Classic dilemmas

Different criteria, same behavior

There are conflicting criteria for the same behavior. While the blend may be difficult, it is essential. Each side of the dilemma is valuable only because of the other side. Attempts to live only under one side of the dilemma are fatally flawed.

  • Order /\ Freedom
  • Empowerment /\ Alignment


Temporal dilemmas

Same process, different criteria applied at a different time

A special case of a classic dilemma occurs with an activity which is complex enough to be a work process or a project. Often there are criteria dominant in the early part of the process that conflict with criteria that become dominant in a later point. For example, accuracy of information taken during the sales cycle is essential for the timely processing of the order.
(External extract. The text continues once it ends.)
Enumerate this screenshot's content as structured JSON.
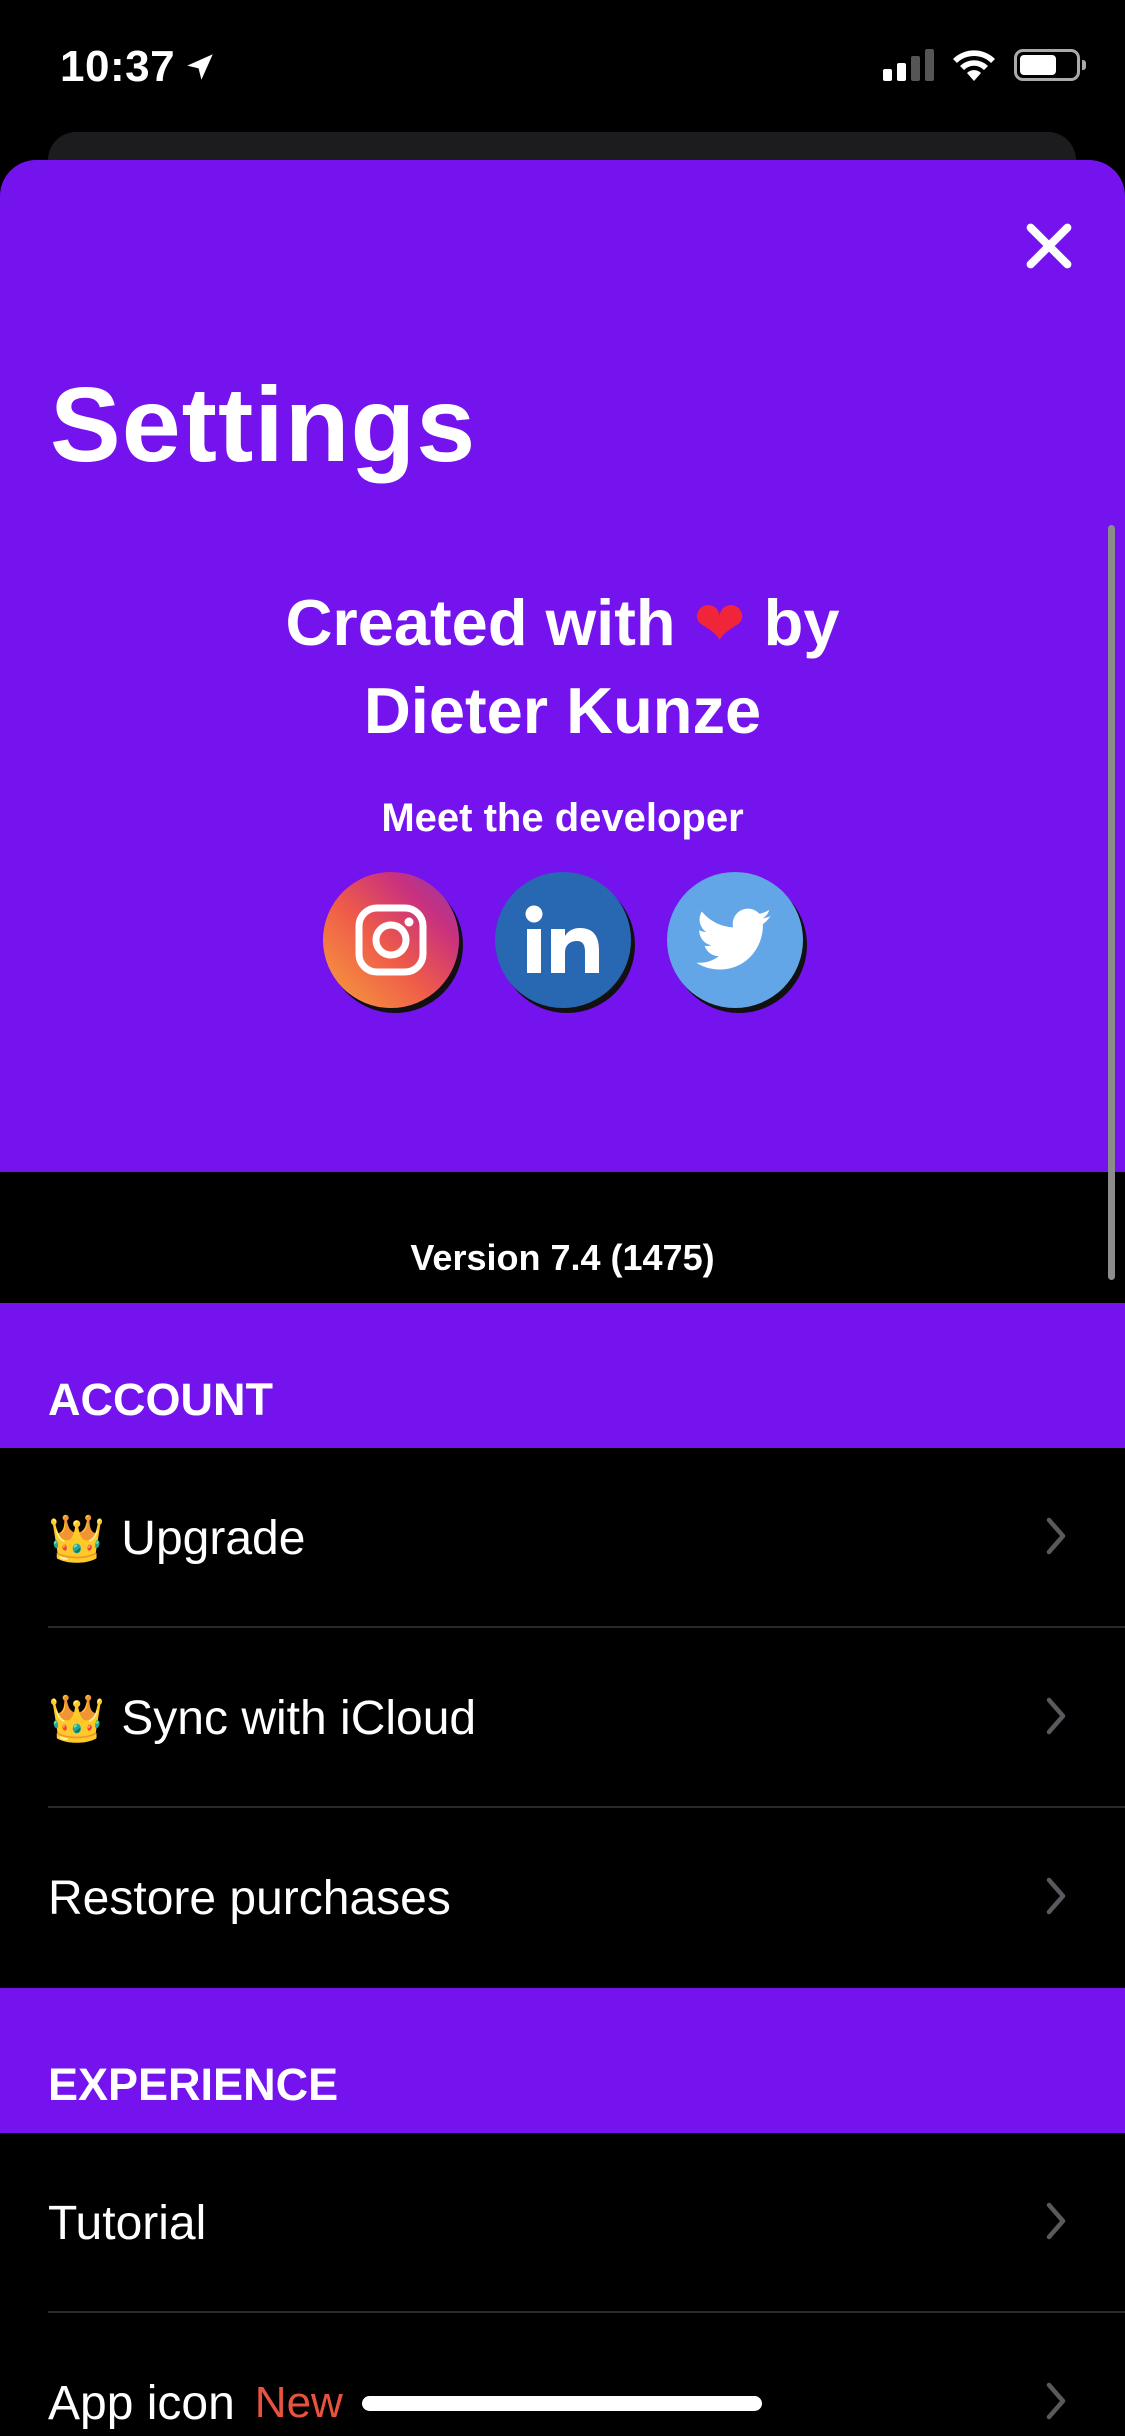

The separation (functional or temporal) between the relevant events is an illusion; good process design and good project management pull for combining criteria and designing them into the work.

  • Innovation /\ Manufacturability
  • Speed (customer satisfaction) /\ Accuracy (process integrity)
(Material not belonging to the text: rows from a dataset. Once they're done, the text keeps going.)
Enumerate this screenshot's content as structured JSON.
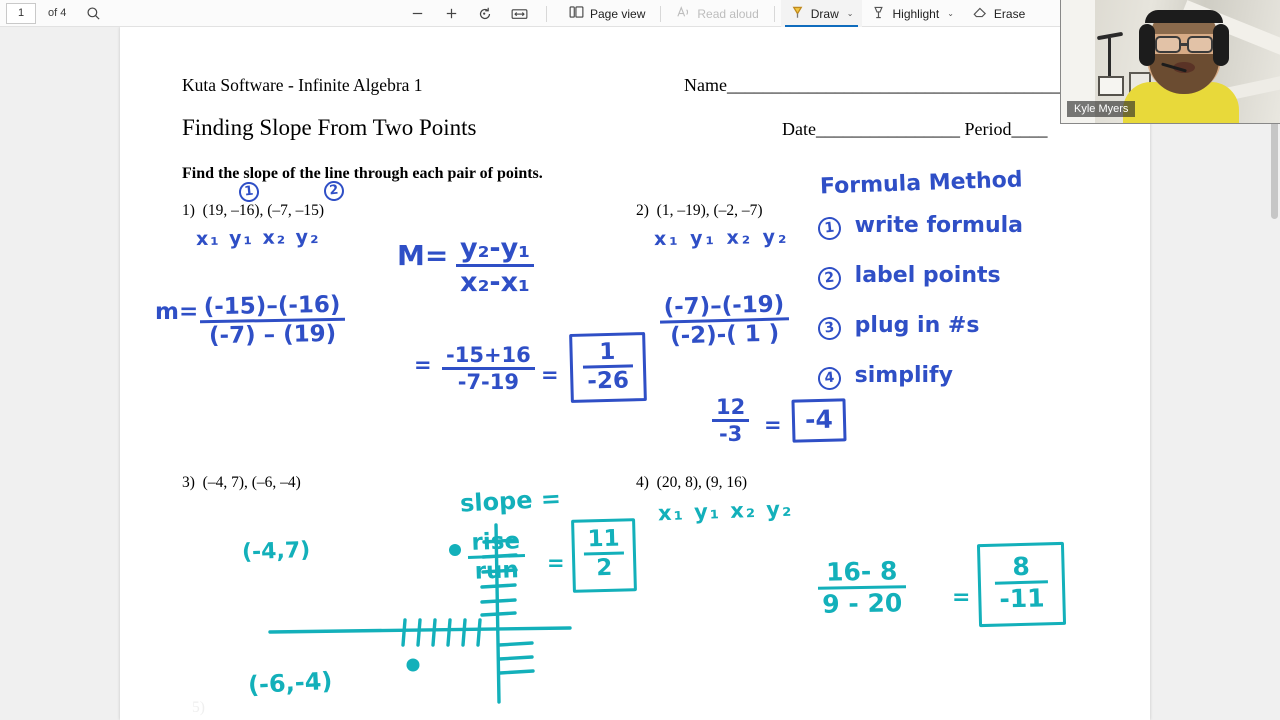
{
  "toolbar": {
    "page_current": "1",
    "page_total_label": "of 4",
    "search_icon": "search-icon",
    "zoom_out_icon": "minus-icon",
    "zoom_in_icon": "plus-icon",
    "rotate_icon": "rotate-icon",
    "fit_icon": "fit-to-width-icon",
    "page_view_label": "Page view",
    "page_view_icon": "page-view-icon",
    "read_aloud_label": "Read aloud",
    "read_aloud_icon": "read-aloud-icon",
    "draw_label": "Draw",
    "draw_icon": "pen-icon",
    "highlight_label": "Highlight",
    "highlight_icon": "highlighter-icon",
    "erase_label": "Erase",
    "erase_icon": "eraser-icon",
    "caret": "⌄",
    "accent_color": "#0f6cbd"
  },
  "document": {
    "publisher_line": "Kuta Software - Infinite Algebra 1",
    "title": "Finding Slope From Two Points",
    "instructions": "Find the slope of the line through each pair of points.",
    "name_field": "Name_______________________________________",
    "date_period_field": "Date________________  Period____",
    "problems": [
      {
        "number": "1)",
        "points": "(19, –16), (–7, –15)"
      },
      {
        "number": "2)",
        "points": "(1, –19), (–2, –7)"
      },
      {
        "number": "3)",
        "points": "(–4, 7), (–6, –4)"
      },
      {
        "number": "4)",
        "points": "(20, 8), (9, 16)"
      },
      {
        "number": "5)",
        "points": ""
      }
    ]
  },
  "annotations": {
    "blue_color": "#2f4fc6",
    "teal_color": "#13b0ba",
    "circle_1": "1",
    "circle_2": "2",
    "p1_labels": "x₁  y₁   x₂  y₂",
    "p1_m_equals": "M=",
    "p1_formula_num": "y₂-y₁",
    "p1_formula_den": "x₂-x₁",
    "p1_sub_lead": "m=",
    "p1_sub_num": "(-15)–(-16)",
    "p1_sub_den": "(-7) – (19)",
    "p1_eq1": "=",
    "p1_simp_num": "-15+16",
    "p1_simp_den": "-7-19",
    "p1_eq2": "=",
    "p1_answer_num": "1",
    "p1_answer_den": "-26",
    "p2_labels": "x₁ y₁   x₂  y₂",
    "p2_sub_num": "(-7)–(-19)",
    "p2_sub_den": "(-2)-( 1 )",
    "p2_simp_num": "12",
    "p2_simp_den": "-3",
    "p2_eq": "=",
    "p2_answer": "-4",
    "method_title": "Formula Method",
    "method_steps": [
      {
        "num": "1",
        "text": "write formula"
      },
      {
        "num": "2",
        "text": "label points"
      },
      {
        "num": "3",
        "text": "plug in #s"
      },
      {
        "num": "4",
        "text": "simplify"
      }
    ],
    "p3_point_a": "(-4,7)",
    "p3_point_b": "(-6,-4)",
    "p3_slope_label": "slope =",
    "p3_rise": "rise",
    "p3_run": "run",
    "p3_eq": "=",
    "p3_answer_num": "11",
    "p3_answer_den": "2",
    "p4_labels": "x₁ y₁  x₂ y₂",
    "p4_num": "16- 8",
    "p4_den": "9 - 20",
    "p4_eq": "=",
    "p4_answer_num": "8",
    "p4_answer_den": "-11"
  },
  "webcam": {
    "participant_name": "Kyle Myers"
  }
}
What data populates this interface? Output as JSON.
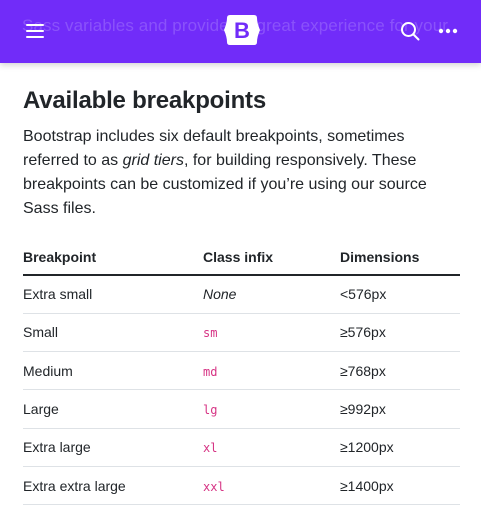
{
  "navbar": {
    "background_color": "#712cf9",
    "ghost_text": "Sass variables and provides a great experience for your",
    "menu_icon": "hamburger-menu-icon",
    "brand_letter": "B",
    "search_icon": "search-icon",
    "more_icon": "more-dots-icon"
  },
  "section": {
    "title": "Available breakpoints",
    "intro_part1": "Bootstrap includes six default breakpoints, sometimes referred to as ",
    "intro_em": "grid tiers",
    "intro_part2": ", for building responsively. These breakpoints can be customized if you’re using our source Sass files."
  },
  "table": {
    "headers": [
      "Breakpoint",
      "Class infix",
      "Dimensions"
    ],
    "rows": [
      {
        "breakpoint": "Extra small",
        "infix": "None",
        "dimensions": "<576px"
      },
      {
        "breakpoint": "Small",
        "infix": "sm",
        "dimensions": "≥576px"
      },
      {
        "breakpoint": "Medium",
        "infix": "md",
        "dimensions": "≥768px"
      },
      {
        "breakpoint": "Large",
        "infix": "lg",
        "dimensions": "≥992px"
      },
      {
        "breakpoint": "Extra large",
        "infix": "xl",
        "dimensions": "≥1200px"
      },
      {
        "breakpoint": "Extra extra large",
        "infix": "xxl",
        "dimensions": "≥1400px"
      }
    ]
  },
  "colors": {
    "accent": "#712cf9",
    "code": "#d63384",
    "text": "#212529"
  }
}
orthogonal dilemmas

Different behaviors, different criteria

There are two different sets of behaviors that seem diametrically opposed. They generate different cultures, different structures, different staffing. While there may be a hybrid that is preferable, the blending is optional; a company could be viable exploiting just one half of the dilemma.

  • Centralization /\ Decentralization
  • Service orientation /\ Product orientation
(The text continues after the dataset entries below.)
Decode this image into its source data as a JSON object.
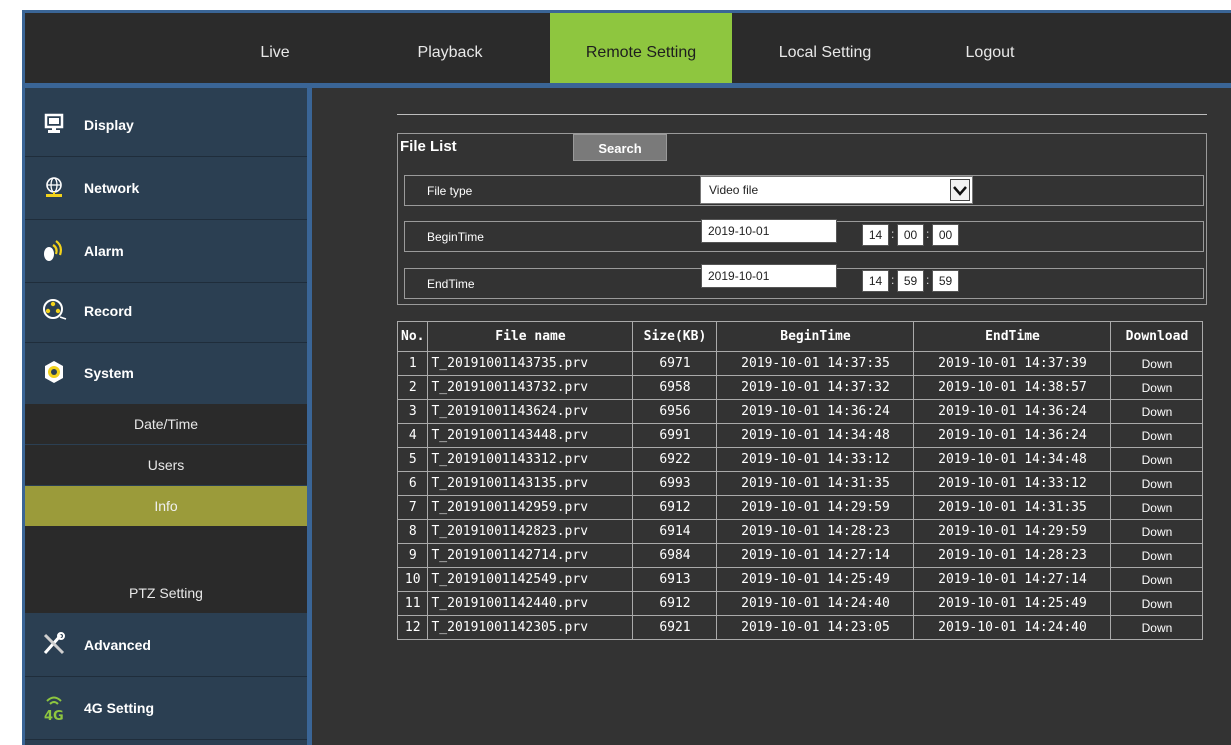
{
  "topnav": {
    "items": [
      {
        "label": "Live"
      },
      {
        "label": "Playback"
      },
      {
        "label": "Remote Setting",
        "active": true
      },
      {
        "label": "Local Setting"
      },
      {
        "label": "Logout"
      }
    ]
  },
  "sidebar": {
    "items": [
      {
        "label": "Display",
        "icon": "monitor-icon"
      },
      {
        "label": "Network",
        "icon": "globe-icon"
      },
      {
        "label": "Alarm",
        "icon": "alarm-icon"
      },
      {
        "label": "Record",
        "icon": "film-reel-icon"
      },
      {
        "label": "System",
        "icon": "gear-nut-icon"
      }
    ],
    "system_sub": [
      {
        "label": "Date/Time"
      },
      {
        "label": "Users"
      },
      {
        "label": "Info",
        "active": true
      },
      {
        "label": ""
      },
      {
        "label": "PTZ Setting"
      }
    ],
    "bottom_items": [
      {
        "label": "Advanced",
        "icon": "tools-icon"
      },
      {
        "label": "4G Setting",
        "icon": "4g-signal-icon"
      }
    ]
  },
  "filelist": {
    "title": "File List",
    "search_label": "Search",
    "file_type_label": "File type",
    "file_type_value": "Video file",
    "begin_label": "BeginTime",
    "begin_date": "2019-10-01",
    "begin_h": "14",
    "begin_m": "00",
    "begin_s": "00",
    "end_label": "EndTime",
    "end_date": "2019-10-01",
    "end_h": "14",
    "end_m": "59",
    "end_s": "59"
  },
  "table": {
    "headers": [
      "No.",
      "File name",
      "Size(KB)",
      "BeginTime",
      "EndTime",
      "Download"
    ],
    "rows": [
      [
        "1",
        "T_20191001143735.prv",
        "6971",
        "2019-10-01 14:37:35",
        "2019-10-01 14:37:39",
        "Down"
      ],
      [
        "2",
        "T_20191001143732.prv",
        "6958",
        "2019-10-01 14:37:32",
        "2019-10-01 14:38:57",
        "Down"
      ],
      [
        "3",
        "T_20191001143624.prv",
        "6956",
        "2019-10-01 14:36:24",
        "2019-10-01 14:36:24",
        "Down"
      ],
      [
        "4",
        "T_20191001143448.prv",
        "6991",
        "2019-10-01 14:34:48",
        "2019-10-01 14:36:24",
        "Down"
      ],
      [
        "5",
        "T_20191001143312.prv",
        "6922",
        "2019-10-01 14:33:12",
        "2019-10-01 14:34:48",
        "Down"
      ],
      [
        "6",
        "T_20191001143135.prv",
        "6993",
        "2019-10-01 14:31:35",
        "2019-10-01 14:33:12",
        "Down"
      ],
      [
        "7",
        "T_20191001142959.prv",
        "6912",
        "2019-10-01 14:29:59",
        "2019-10-01 14:31:35",
        "Down"
      ],
      [
        "8",
        "T_20191001142823.prv",
        "6914",
        "2019-10-01 14:28:23",
        "2019-10-01 14:29:59",
        "Down"
      ],
      [
        "9",
        "T_20191001142714.prv",
        "6984",
        "2019-10-01 14:27:14",
        "2019-10-01 14:28:23",
        "Down"
      ],
      [
        "10",
        "T_20191001142549.prv",
        "6913",
        "2019-10-01 14:25:49",
        "2019-10-01 14:27:14",
        "Down"
      ],
      [
        "11",
        "T_20191001142440.prv",
        "6912",
        "2019-10-01 14:24:40",
        "2019-10-01 14:25:49",
        "Down"
      ],
      [
        "12",
        "T_20191001142305.prv",
        "6921",
        "2019-10-01 14:23:05",
        "2019-10-01 14:24:40",
        "Down"
      ]
    ]
  },
  "colors": {
    "nav_bg": "#2b2b2b",
    "nav_active": "#8ec63f",
    "sidebar_bg": "#2b3f52",
    "sub_active": "#9b9b3a",
    "frame_blue": "#3a6596",
    "content_bg": "#333333"
  }
}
Deciding whether to take on the dilemma is a matter of vision, strategy, and/or values. If the company decides to pursue a hybrid, the work is like a classic dilemma.

Sequential dilemmas

Different behaviors, different times

Different behaviors which conflict with each other, but the most likely solution is to sequence them appropriately; the tension in the dilemma eventually becomes one of relative emphasis, timing, and transitioning.

  • Performance /\ Development
  • Work /\ Home

(It is actually important to keep these last two separate. "Bringing work home" or "marrying a co-worker " would not necessarily be a resolution.)

The key strategies for sequential dilemmas are

  • Proportion of time to spend in each
  • Sequencing of the activities
  • Thorough transitioning

Unequal dilemma

The dilemma is split across unequal status

Sometimes a person in authority will assert one side of a dilemma. For example, the CEO announces that the company will commit to high growth rates, severe cost cutting, or product innovation. And he or she ignores the corresponding position that defines a dilemma:

  • High growth /\ Organization integrity
  • Fiscal stabilty through cost cutting /\ Preserving capability
  • Product innovation /\ Support for existing product lines

So the executive celebrates the growth in business, while employees are struggling with the shreding of work processes, the burden of onboarding more and more staff, or the deteriorating satisfaction of customers from the lower quality of service. Because of the unequal status of the various players, only one side of the dilemma receives attention. And the authority of the executive can be used to dismiss or denigrate the employees who voice concern for the other side of the dilemma. They are defined as pessimists or "not team players". So the tension in the goals goes unaddressed; unfortunately the negative consequences of the imbalance will accumulate regardless.